Q. I have always believed that douching was part of good hygiene, but my daughter’s doctor told her not to douche. Who’s right?
A. At one time, doctors routinely instructed their female patients to douche; however, that is no longer the case. Studies have shown that there is a higher rate of infection of the reproductive tract among women who douche than among women who do not. At least one study has detected a significant increase in cervical cancer in women who douche more than once a week. There are also a handful of studies that suggest that douching may increase the risk of ectopic or tubal pregnancy.
What remains unanswered by these studies is whether douching itself promotes infection and other problems by altering the normal vaginal environment, or whether women who have problems tend to douche more than those who don’t. I personally believe that the latter is true, and that douching per se may not be dangerous, as long as it is not done more than once a week. That is not to say, however, that douching is necessary. Normal hygiene (daily bathing and showering) is all that is required to maintain personal cleanliness. If you do douche, however, I suggest that you avoid using perfumed or prepackaged chemical mixtures, which could not only be irritating but could alter the normal acid concentration of the vagina. Make your own douching solution by mixing 2 tablespoons of cider vinegar with 1 quart of warm water. Do not depend on a douche for contraception. It is not effective or dependable. Do not attempt to ward off infection yourself by douching; in fact, if you do have an infection, douching can spread it. See your doctor for a precise diagnosis before “self-treating”.
Marianne J. Legato, MD, Ph. D. (hon. c.), FACP is an internationally renowned academic, physician, author, lecturer, and pioneer in the field of gender-specific medicine. She is a Professor Emerita of Clinical Medicine at Columbia University College of Physicians & Surgeons and an Adjunct Professor of Medicine at Johns Hopkins Medical School. Dr. Legato is also the Director of the Foundation for Gender-Specific Medicine, which she founded in 2006 as a continuation of her work with The Partnership for Gender-Specific Medicine at Columbia University. She received an honorary PhD from the University of Panama in 2015 for her work on the differences between men and women.
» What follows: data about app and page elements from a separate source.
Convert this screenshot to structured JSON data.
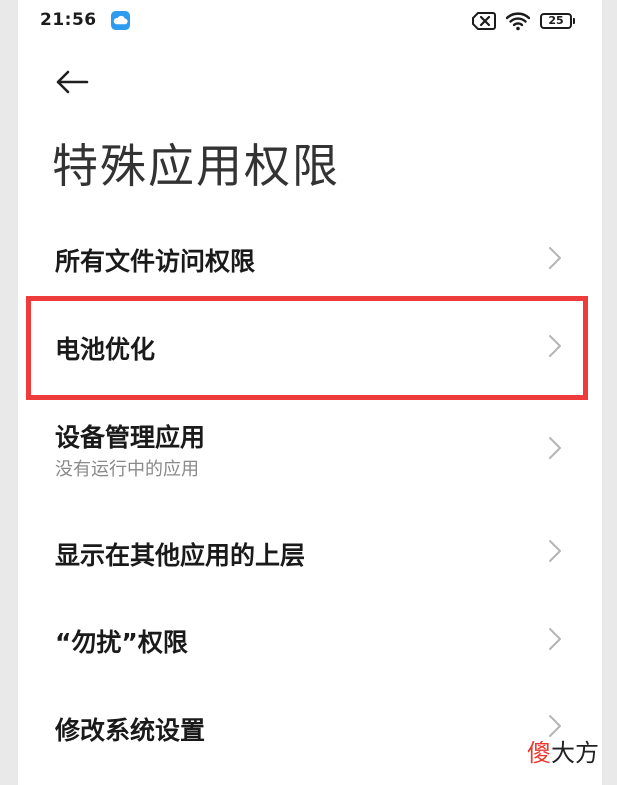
{
  "status_bar": {
    "time": "21:56",
    "cloud_icon": "cloud-icon",
    "sim_icon": "sim-x-icon",
    "wifi_icon": "wifi-icon",
    "battery": "25"
  },
  "header": {
    "back_icon": "arrow-left-icon",
    "title": "特殊应用权限"
  },
  "items": [
    {
      "title": "所有文件访问权限"
    },
    {
      "title": "电池优化"
    },
    {
      "title": "设备管理应用",
      "subtitle": "没有运行中的应用"
    },
    {
      "title": "显示在其他应用的上层"
    },
    {
      "title": "“勿扰”权限"
    },
    {
      "title": "修改系统设置"
    }
  ],
  "watermark": {
    "part1": "傻",
    "part2": "大方"
  },
  "colors": {
    "highlight": "#ee3b3b",
    "accent_cloud": "#2d9cf0"
  }
}
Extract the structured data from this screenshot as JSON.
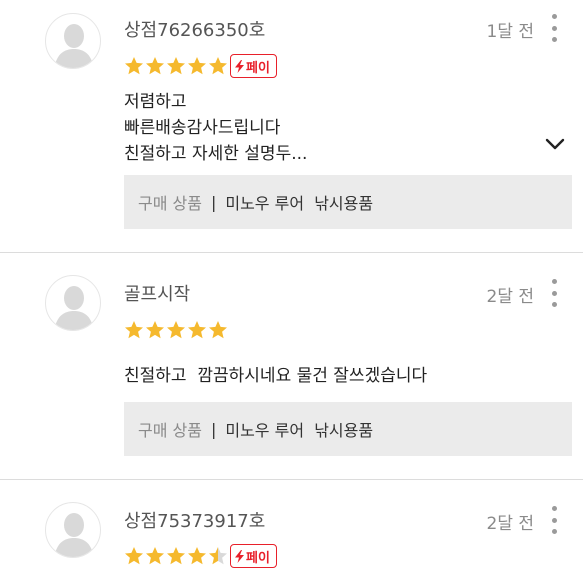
{
  "colors": {
    "star": "#f5b92e",
    "star_empty": "#d9d9d9",
    "pay_badge": "#e8202a",
    "divider": "#dcdcdc",
    "product_bg": "#ebebeb"
  },
  "reviews": [
    {
      "author": "상점76266350호",
      "time": "1달 전",
      "rating": 5,
      "pay_badge": "페이",
      "text": "저렴하고\n빠른배송감사드립니다\n친절하고 자세한 설명두...",
      "product_label": "구매 상품",
      "product_separator": "|",
      "product_name": "미노우 루어  낚시용품"
    },
    {
      "author": "골프시작",
      "time": "2달 전",
      "rating": 5,
      "text": "친절하고  깜끔하시네요 물건 잘쓰겠습니다",
      "product_label": "구매 상품",
      "product_separator": "|",
      "product_name": "미노우 루어  낚시용품"
    },
    {
      "author": "상점75373917호",
      "time": "2달 전",
      "rating": 4.5,
      "pay_badge": "페이"
    }
  ],
  "icons": {
    "avatar": "default-user-icon",
    "more": "more-vertical-icon",
    "expand": "chevron-down-icon",
    "badge": "lightning-icon",
    "star": "star-icon"
  }
}
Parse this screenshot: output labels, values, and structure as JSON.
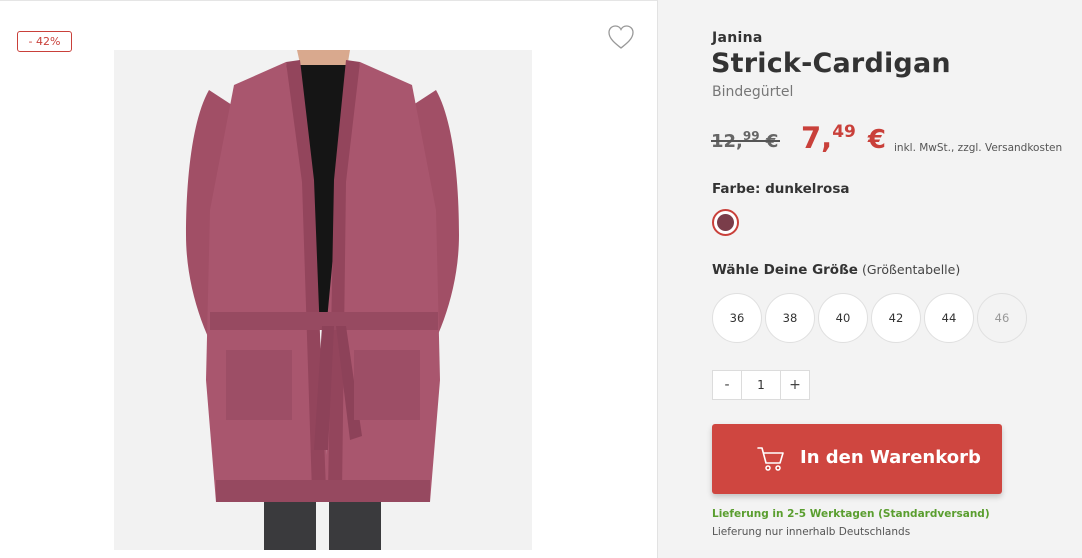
{
  "product": {
    "discount_badge": "- 42%",
    "brand": "Janina",
    "title": "Strick-Cardigan",
    "subtitle": "Bindegürtel",
    "image_alt": "Strick-Cardigan dunkelrosa"
  },
  "price": {
    "old_main": "12,",
    "old_cents": "99",
    "old_currency": "€",
    "new_main": "7,",
    "new_cents": "49",
    "new_currency": "€",
    "tax_note": "inkl. MwSt., zzgl. Versandkosten"
  },
  "color": {
    "label": "Farbe: dunkelrosa",
    "swatch_color": "#7a3d4a"
  },
  "sizes": {
    "label": "Wähle Deine Größe",
    "chart_link": "(Größentabelle)",
    "options": [
      "36",
      "38",
      "40",
      "42",
      "44",
      "46"
    ],
    "unavailable": [
      "46"
    ]
  },
  "quantity": {
    "minus": "-",
    "value": "1",
    "plus": "+"
  },
  "cart": {
    "button_label": "In den Warenkorb"
  },
  "delivery": {
    "line1": "Lieferung in 2-5 Werktagen (Standardversand)",
    "line2": "Lieferung nur innerhalb Deutschlands"
  },
  "colors": {
    "accent": "#cf4640",
    "delivery_green": "#5a9e2f"
  },
  "icons": {
    "wishlist": "heart-outline-icon",
    "cart": "shopping-cart-icon"
  }
}
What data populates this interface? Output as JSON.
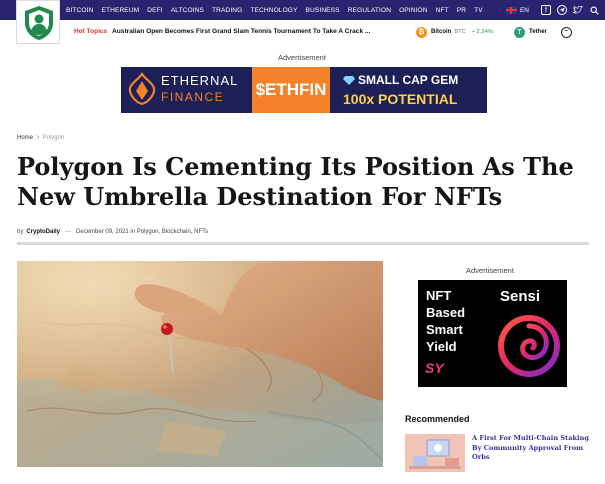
{
  "nav": {
    "menu": [
      "BITCOIN",
      "ETHEREUM",
      "DEFI",
      "ALTCOINS",
      "TRADING",
      "TECHNOLOGY",
      "BUSINESS",
      "REGULATION",
      "OPINION",
      "NFT",
      "PR",
      "TV"
    ],
    "language": "EN",
    "social_icons": [
      "facebook-icon",
      "telegram-icon",
      "twitter-icon",
      "search-icon"
    ],
    "bg_color": "#2a2470"
  },
  "hot_topics": {
    "label": "Hot Topics",
    "headline": "Australian Open Becomes First Grand Slam Tennis Tournament To Take A Crack ..."
  },
  "ticker": {
    "btc_name": "Bitcoin",
    "btc_symbol": "BTC",
    "btc_change": "+ 2.24%",
    "usdt_name": "Tether"
  },
  "top_ad": {
    "label": "Advertisement",
    "brand_line1": "ETHERNAL",
    "brand_line2": "FINANCE",
    "token": "$ETHFIN",
    "tagline1": "SMALL CAP GEM",
    "tagline2": "100x POTENTIAL"
  },
  "breadcrumb": {
    "home": "Home",
    "sep": ">",
    "current": "Polygon"
  },
  "article": {
    "title": "Polygon Is Cementing Its Position As The New Umbrella Destination For NFTs",
    "by": "by",
    "author": "CryptoDaily",
    "dash": "—",
    "date": "December 09, 2021",
    "in": "in",
    "categories": "Polygon, Blockchain, NFTs"
  },
  "side_ad": {
    "label": "Advertisement",
    "lines": [
      "NFT",
      "Based",
      "Smart",
      "Yield"
    ],
    "badge": "SY",
    "brand": "Sensi"
  },
  "recommended": {
    "title": "Recommended",
    "item": "A First For Multi-Chain Staking By Community Approval From Orbs"
  }
}
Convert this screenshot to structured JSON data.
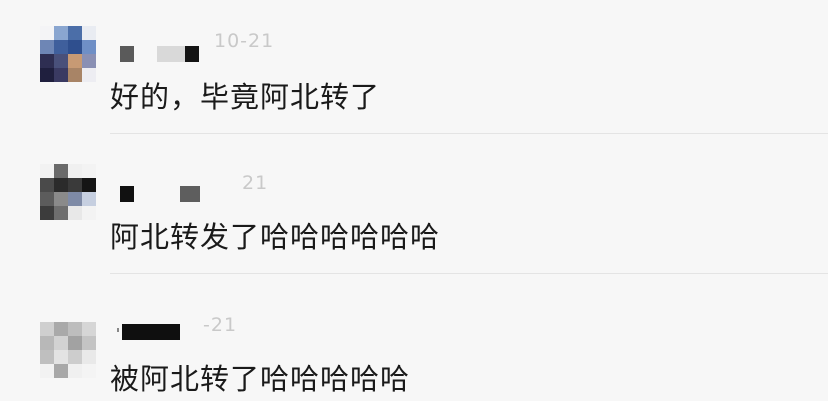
{
  "comments": [
    {
      "time": "10-21",
      "text": "好的，毕竟阿北转了"
    },
    {
      "time": "21",
      "text": "阿北转发了哈哈哈哈哈哈"
    },
    {
      "time": "-21",
      "text": "被阿北转了哈哈哈哈哈"
    }
  ]
}
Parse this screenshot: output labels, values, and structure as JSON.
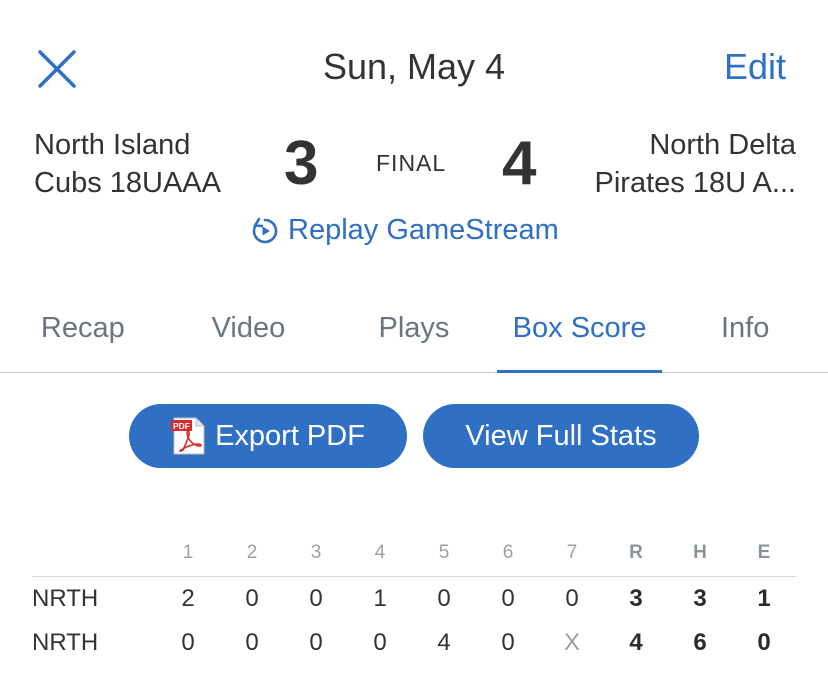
{
  "header": {
    "title": "Sun, May 4",
    "edit_label": "Edit"
  },
  "game": {
    "home_team": {
      "line1": "North Island",
      "line2": "Cubs 18UAAA",
      "score": "3"
    },
    "away_team": {
      "line1": "North Delta",
      "line2": "Pirates 18U A...",
      "score": "4"
    },
    "status": "FINAL",
    "replay_label": "Replay GameStream"
  },
  "tabs": [
    {
      "label": "Recap"
    },
    {
      "label": "Video"
    },
    {
      "label": "Plays"
    },
    {
      "label": "Box Score",
      "active": true
    },
    {
      "label": "Info"
    }
  ],
  "actions": {
    "export_pdf": "Export PDF",
    "view_full_stats": "View Full Stats"
  },
  "box_score": {
    "headers": [
      "1",
      "2",
      "3",
      "4",
      "5",
      "6",
      "7",
      "R",
      "H",
      "E"
    ],
    "rows": [
      {
        "team": "NRTH",
        "cells": [
          "2",
          "0",
          "0",
          "1",
          "0",
          "0",
          "0",
          "3",
          "3",
          "1"
        ]
      },
      {
        "team": "NRTH",
        "cells": [
          "0",
          "0",
          "0",
          "0",
          "4",
          "0",
          "X",
          "4",
          "6",
          "0"
        ]
      }
    ]
  },
  "colors": {
    "accent": "#2f6fc4",
    "text": "#333333",
    "muted": "#6b757e"
  }
}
At its core, gender-specific medicine is the science of how normal human biology differs between men and women and how the diagnosis and treatment of disease differs as a function of gender. Dr. Legato’s discoveries and those of her colleagues have led to a personalization of medicine that assists doctors worldwide in understanding the difference in normal function of men and women and in their sex-specific experiences of the same diseases.
She began her work in gender-specific medicine by authoring the first book on women and heart disease, The Female Heart: The Truth About Women and Coronary Artery Disease, which won the Blakeslee Award of the American Heart Association in 1992. Because of this research, the cardiovascular community began to include women in clinical trials affirming the fact that the risk factors, symptoms, and treatment of the same disease can be significantly different between the sexes. Convinced that the sex-specific differences in coronary artery disease were not unique, Dr. Legato began a wide-ranging survey of all medical specialties and in 2004, published the first textbook on gender-specific medicine, The Principles of Gender-Specific Medicine. The second edition appeared in 2010 and the third edition, dedicated to explaining how gender impacts biomedical investigation in the genomic era, won the PROSE Award in Clinical Medicine from the Association of American Publishers in 2018. A fourth edition is forthcoming.
She also founded the first scientific journals publishing new studies in the field, The Journal of Gender-Specific Medicine, and a newer version, Gender Medicine, both listed in the Index Medicus of the National Library of Medicine. She has founded a third peer-reviewed, open access journal, Gender and the Genome, which focuses on the impact of biological sex on technology and its effects on human life.
Dr. Legato is the author of multiple works, including: What Women Need to Know (Simon & Schuster, 1997), Eve’s Rib (Harmony Books, 2002), Why Men Never Remember and Women Never Forget (Rodale, 2005), Why Men Die First (Palgrave, 2008), The International Society for Gender Medicine: History and Highlights (Academic Press, 2017), and most recently, The Plasticity of Sex (Academic Press, 2020). Her books have been translated into 28 languages to date.
As an internationally respected authority on gender medicine, Dr. Legato has chaired symposia and made keynote addresses to world congresses in gender-specific medicine in Berlin, Israel, Italy, Japan, Panama, South Korea, Stockholm, and Vienna. In collaboration with the Menarini Foundation, she is co-chairing a symposium on epigenetics, Sex, Gender and Epigenetics: From Molecule to Bedside, to be held in Spring 2021 in Italy. She maintains one of the only gender-specific private practice in New York City, and she has earned recognition as one of the “Top Doctors in New York.”